So we visited the Mouton winery on the hilltop settlement of Rozay high above the Rhône valley late one afternoon, just after they ahd returned from picking grapes for the day.  Of course we needed to make an appointment at this busy time of year, but we were received with warmth and courtesy, and we could taste both their IGP viognier and the 2 complex Condrieus, together with 2 Côte Rotie cuvées.   

The hillside vineyards in the photos are named Châtillon for one of the cuvées, facing the river.  We could see the vines from which one of our wines was made as we looked out of our bedroom windows or sat in the restaurant each day.  It was a memorable trip, and the wines will be with us to remind us for some time to come.

Monday, 24 August 2020

Visits during the Covid period

Earlier this year we returned, as we do often, to Domaine Lucien Jacob in Échevronne in the Côte d’Or. We were introduced to the Jacobs and their wines over 20 years ago when Mary and the family presented me with a kind of ‘share’ there, and we’ve never regretted it. Despite our encounters with much less expensive wines further south, we would not be without our Burgundy. 

We read of complex and difficult problems in the wine industry - among other things, bubbly consumption is plummeting because people feel they have little to celebrate.  But apart from difficulties in selling and exporting wine, this week there have been local headlines about the lack of water for muscat grapes here, where of course irrigation is not allowed.  But the hot weather also makes producing lower alcohol wines very difficult - quickly ripening grapes have more sugar and so wines end up more alcoholic.

We've had some good visits to winemakers in the past month.  One was an excellent wine tasting outing with visitors Chris and Siena to the Coop in St Christol, and to Ch. Grès Saint Paul. Both were enjoyable, but our encounter with Jean-Philippe Servière at GsP as especially good. We first met him nearly 20 years ago, and his wines are as good as ever; he’s nearly my age and has been making wine for over 40 years (his last holiday, he says, was in 1978!). Nobody can say winemakers have easy lives...

We revisited Nouveau Monde on the coast at Vendres Plage again at the weekend and found the whites and rosés we tasted excellent and reasonably priced. The chardonnay, 'now with vermentino' as the sales blurb might say, is as good as ever (thanks to Régine in Béziers for her recommmendation nearly 20 years ago) and the Chasan, the other white, very good too. I think they are surviving the difficulties just now not only by producing good wine by being next to a campsite, so sales trickle along nicely including a lot of volume sales! We had a very friendly and businesslike reception from Sébastien (his wife Anne-Laure is the oenologue), and although we did not taste reds this time (there is a limit at 32 in the shade!) we will be back to do so. 

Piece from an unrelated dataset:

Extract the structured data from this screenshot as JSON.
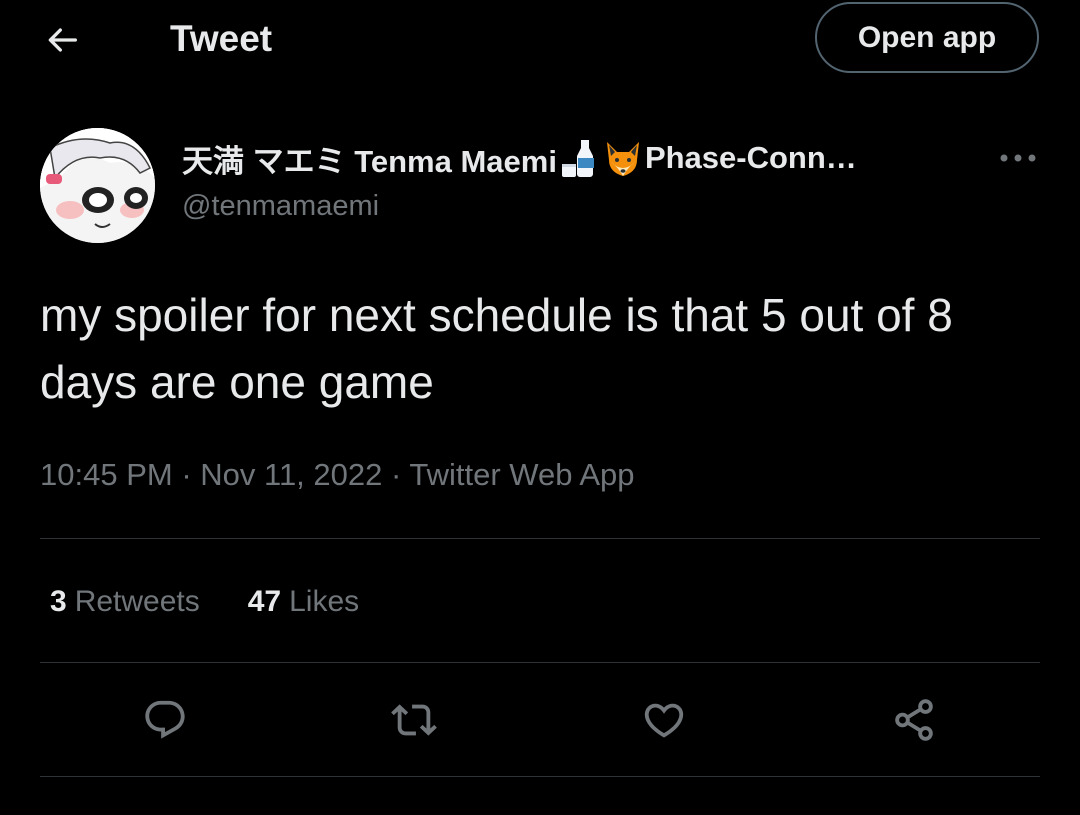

Now we are looking forward to a birthday trip to Condrieu and the Côte Rôtie by the Rhône south of Lyon.  Watch this space!

Wednesday, 27 May 2020

Wines we've drunk in May

Nearly another month has slipped by so here is an update on wines we've enjoyed over the past few weeks

The wines this past month have included
  • 4 from the Chemin des Rêves in St Gély du Fesc (2 reds, a rosé and a white)
  • two from the Minervois (a white and a rosé)
  • reds from Fronton and the Côte de Brouilly (one of each)
  • 2 more rosés, from the Côtes du Rhône and from the Côteaux d'Aix en Provence
  • and 2 more whites from the Jura and our local Grès Saint Paul
I think it is fair to say that there was not a dud among them.  Almost all were bought from the makers themselves, mostly in person though we had some delivered recently because they originate more than 100 km from where we live.  But we are very much looking forward to revisiting winemakers in the Jura, Burgundy, Beaujolais and the Minervois.

Meanwhile our next trip will be to the Domaine de la Fadèze, overlooking the Étang de Thau near Mèze and well within our range.  And who knows, if French distance restrictions ease more may be possible.  Looking forward to wine trips helps us to ease the blues of cancelled holidays.